"Sin City" is based on three episodes from the comic series, and none of the stories withstand much scrutiny. All involve men on testosterone overdrive, protecting soiled hookers or angelic hookers, take your pick. In this universe, the dunking of a head into a toilet is the equivalent of thematic depth. Naturally, the cops are corrupt, the priests and politicians even worse, and the body count not so much an inevitability as a mandate. The first story, "The Hard Goodbye," comes off the best, as Mickey Rourke, nearly unidentifiable under mounds of makeup, but slurring his words like finely graded sandpaper, walks away with the film as Marv, the avenging lug with Energizer Rabbit endurance -- shoot him, run him over, stab him, electrocute him, and he'll still taunt, "Is that the best you've got, ya pansies?" As Marv's search for the murderer of his prostitute girlfriend swerves him into the path of a vengeful twin sister (Jaime King, all red lips and blond hair), a well-armed dyke (luscious Carla Gugino), a cannibal dressed in a Charlie Brown sweater (Elijah Wood going all Gollum), and finally a depraved cardinal, natch (scenery-chewing Rutger Hauer), Rourke's dry-as-twig line readings and absurd jutting chin add just the right bit of levity to this nasty business. It's easily Rourke's best role since "Angel Heart," and a career-reviving performance.

By the second segment, "The Big Fat Kill," which centers on Owen and his attempts to safeguard the prostitutes of Old Town against the slavering cops who want to overrun them, inertia begins to set in. Owen flashes a bit of roguish charm despite his nasal attempt at an American accent, and del Toro remains one of our most entertaining actors when it comes to going apeshit, but by the time the episode ends in a rhapsodic flash of gunfire, and Owen succumbs to the charms of steel-belted Rosario Dawson, genuflecting about his "Valkyrie" even as they romantically blast everything in sight, you begin to suspect that somehow this is all intended to mean something about tough guys and the tough women they protect (or vice versa), something a bit too squishy for the confines of a noir caper on steroids.

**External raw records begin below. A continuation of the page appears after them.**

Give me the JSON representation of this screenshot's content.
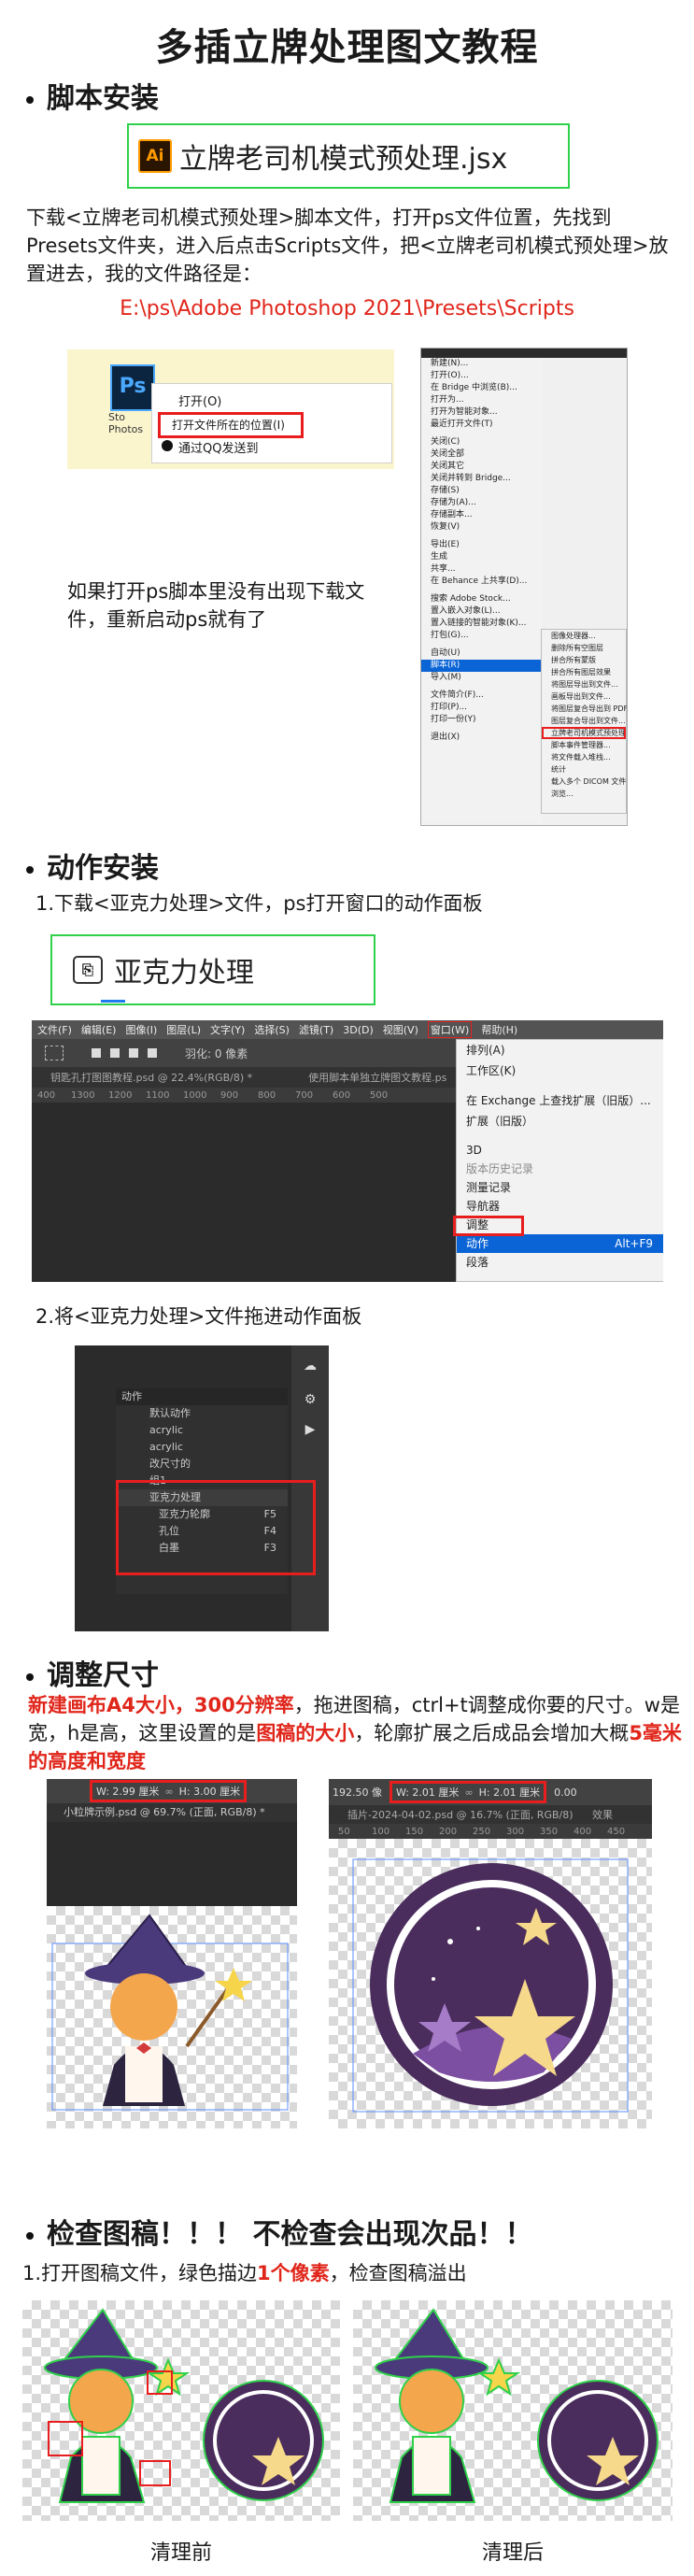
{
  "title": "多插立牌处理图文教程",
  "section1": {
    "heading": "脚本安装",
    "script_file": "立牌老司机模式预处理.jsx",
    "script_badge": "Ai",
    "para": "下载<立牌老司机模式预处理>脚本文件，打开ps文件位置，先找到Presets文件夹，进入后点击Scripts文件，把<立牌老司机模式预处理>放置进去，我的文件路径是：",
    "path": "E:\\ps\\Adobe Photoshop 2021\\Presets\\Scripts",
    "context_menu": [
      "打开(O)",
      "打开文件所在的位置(I)",
      "通过QQ发送到"
    ],
    "icon_label": "Sto Photos",
    "note": "如果打开ps脚本里没有出现下载文件，重新启动ps就有了",
    "file_menu_items": [
      "新建(N)...",
      "打开(O)...",
      "在 Bridge 中浏览(B)...",
      "打开为...",
      "打开为智能对象...",
      "最近打开文件(T)",
      "关闭(C)",
      "关闭全部",
      "关闭其它",
      "关闭并转到 Bridge...",
      "存储(S)",
      "存储为(A)...",
      "存储副本...",
      "恢复(V)",
      "导出(E)",
      "生成",
      "共享...",
      "在 Behance 上共享(D)...",
      "搜索 Adobe Stock...",
      "置入嵌入对象(L)...",
      "置入链接的智能对象(K)...",
      "打包(G)...",
      "自动(U)",
      "脚本(R)",
      "导入(M)",
      "文件简介(F)...",
      "打印(P)...",
      "打印一份(Y)",
      "退出(X)"
    ],
    "scripts_submenu": [
      "图像处理器...",
      "删除所有空图层",
      "拼合所有蒙版",
      "拼合所有图层效果",
      "将图层导出到文件...",
      "画板导出到文件...",
      "将图层复合导出到 PDF...",
      "图层复合导出到文件...",
      "立牌老司机模式预处理",
      "脚本事件管理器...",
      "将文件载入堆栈...",
      "统计",
      "载入多个 DICOM 文件...",
      "浏览..."
    ],
    "scripts_highlight": "立牌老司机模式预处理"
  },
  "section2": {
    "heading": "动作安装",
    "step1": "1.下载<亚克力处理>文件，ps打开窗口的动作面板",
    "action_file": "亚克力处理",
    "ps_menubar": [
      "文件(F)",
      "编辑(E)",
      "图像(I)",
      "图层(L)",
      "文字(Y)",
      "选择(S)",
      "滤镜(T)",
      "3D(D)",
      "视图(V)",
      "窗口(W)",
      "帮助(H)"
    ],
    "ps_options": "羽化: 0 像素",
    "ps_tab1": "钥匙孔打图图教程.psd @ 22.4%(RGB/8) *",
    "ps_tab2": "使用脚本单独立牌图文教程.ps",
    "ruler": [
      "400",
      "1300",
      "1200",
      "1100",
      "1000",
      "900",
      "800",
      "700",
      "600",
      "500"
    ],
    "window_menu": [
      "排列(A)",
      "工作区(K)",
      "在 Exchange 上查找扩展（旧版）...",
      "扩展（旧版）",
      "3D",
      "版本历史记录",
      "测量记录",
      "导航器",
      "调整",
      "动作",
      "段落"
    ],
    "window_highlight_shortcut": "Alt+F9",
    "step2": "2.将<亚克力处理>文件拖进动作面板",
    "actions_panel_title": "动作",
    "actions": [
      "默认动作",
      "acrylic",
      "acrylic",
      "改尺寸的",
      "组1",
      "亚克力处理",
      "亚克力轮廓",
      "孔位",
      "白墨"
    ],
    "action_keys": [
      "F5",
      "F4",
      "F3"
    ]
  },
  "section3": {
    "heading": "调整尺寸",
    "para_red1": "新建画布A4大小，300分辨率",
    "para_mid": "，拖进图稿，ctrl+t调整成你要的尺寸。w是宽，h是高，这里设置的是",
    "para_red2": "图稿的大小",
    "para_mid2": "，轮廓扩展之后成品会增加大概",
    "para_red3": "5毫米的高度和宽度",
    "left_w": "W: 2.99 厘米",
    "left_h": "H: 3.00 厘米",
    "left_tab": "小粒牌示例.psd @ 69.7% (正面, RGB/8) *",
    "right_pre": "192.50 像",
    "right_w": "W: 2.01 厘米",
    "right_h": "H: 2.01 厘米",
    "right_angle": "0.00",
    "right_tab": "插片-2024-04-02.psd @ 16.7% (正面, RGB/8)",
    "right_tab2": "效果",
    "ruler2": [
      "50",
      "100",
      "150",
      "200",
      "250",
      "300",
      "350",
      "400",
      "450"
    ]
  },
  "section4": {
    "heading": "检查图稿！！！ 不检查会出现次品！！",
    "para_pre": "1.打开图稿文件，绿色描边",
    "para_red": "1个像素",
    "para_post": "，检查图稿溢出",
    "caption_before": "清理前",
    "caption_after": "清理后"
  },
  "colors": {
    "accent_red": "#e0261b",
    "green_border": "#2fd04a",
    "ps_dark": "#2b2b2b",
    "highlight_blue": "#0a64d6"
  }
}
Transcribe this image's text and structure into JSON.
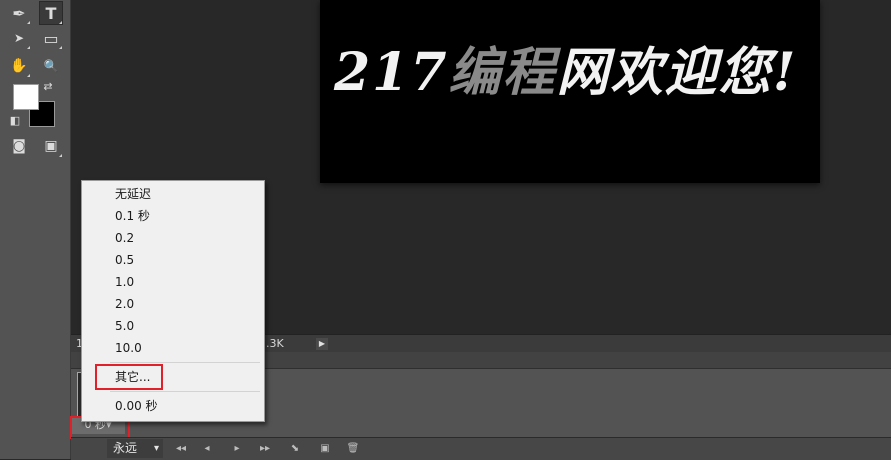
{
  "tools": [
    {
      "name": "pen-icon",
      "glyph": "✒"
    },
    {
      "name": "type-icon",
      "glyph": "T"
    },
    {
      "name": "path-select-icon",
      "glyph": "➤"
    },
    {
      "name": "rectangle-icon",
      "glyph": "▭"
    },
    {
      "name": "hand-icon",
      "glyph": "✋"
    },
    {
      "name": "zoom-icon",
      "glyph": "🔍"
    },
    {
      "name": "swap-colors-icon",
      "glyph": "⇄"
    },
    {
      "name": "default-colors-icon",
      "glyph": "◧"
    },
    {
      "name": "quick-mask-icon",
      "glyph": "◙"
    },
    {
      "name": "screen-mode-icon",
      "glyph": "▣"
    }
  ],
  "document": {
    "text_white_1": "217",
    "text_gray": "编程",
    "text_white_2": "网欢迎您!"
  },
  "status": {
    "left_text": "1",
    "size_text": "2.3K",
    "arrow": "▶"
  },
  "animation": {
    "frame_delay": "0 秒▾",
    "loop": "永远",
    "loop_arrow": "▾"
  },
  "controls": [
    "◂◂",
    "◂",
    "▸",
    "▸▸",
    "⬊",
    "▣",
    "🗑"
  ],
  "delay_menu": {
    "items": [
      "无延迟",
      "0.1 秒",
      "0.2",
      "0.5",
      "1.0",
      "2.0",
      "5.0",
      "10.0"
    ],
    "other": "其它...",
    "current": "0.00 秒"
  },
  "colors": {
    "highlight": "#e1202a",
    "foreground": "#ffffff",
    "background": "#000000"
  }
}
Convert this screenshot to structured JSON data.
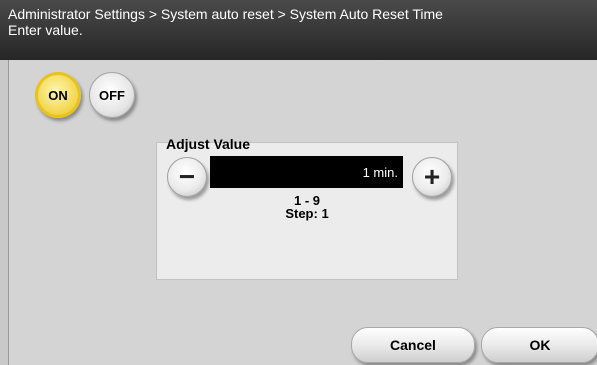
{
  "header": {
    "breadcrumb": "Administrator Settings > System auto reset > System Auto Reset Time",
    "instruction": "Enter value."
  },
  "toggle": {
    "on_label": "ON",
    "off_label": "OFF",
    "selected": "ON"
  },
  "adjust": {
    "title": "Adjust Value",
    "minus_symbol": "−",
    "plus_symbol": "+",
    "value": "1 min.",
    "range": "1 - 9",
    "step": "Step: 1"
  },
  "footer": {
    "cancel_label": "Cancel",
    "ok_label": "OK"
  }
}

Ultimately what halts "Sin City" short of greatness is grim-faced hooey like this -- taken as individual episodes, perhaps as a TV series from Hell (listening, HBO?), these stories would be bracing in whiskey shot-sized doses, but jammed together back to back, they all bleed into each other, and despite Rodriguez's virtuoso direction, there's only so many ways you can show someone's balls getting shot off. By the time the movie winds down with the third tale, Bruce Willis playing an impossibly fit retired cop with a "bum ticker," taking on the aptly named "Yellow Bastard" (Nick Stahl, looking like Elmer Fudd reenvisioned by Harry Crumb) to rescue fair damsel Alba, you'll be forgetting what's happening as quickly as it's unfolding on screen. The Village Voice slams "Sin City" as "embalming" Miller's original work, but that's shortchanging Rodriguez's brutal grace with lights, shadows, and camera movement -- if the film needed anything, it's a story editor who would have been a little tougher on Frank Miller's original material -- in other words, someone other than Frank Miller.

Ultimately, perhaps "Sin City," with its graphic highs and lows, should be viewed as a signpost rather than an end point -- it remains to be seen whether a more "comic book" movie could possibly be made, at least in the literalized sense, but for those feeling that moral queasiness when witnessing the carnage, I suspect we ain't seen nothin' yet.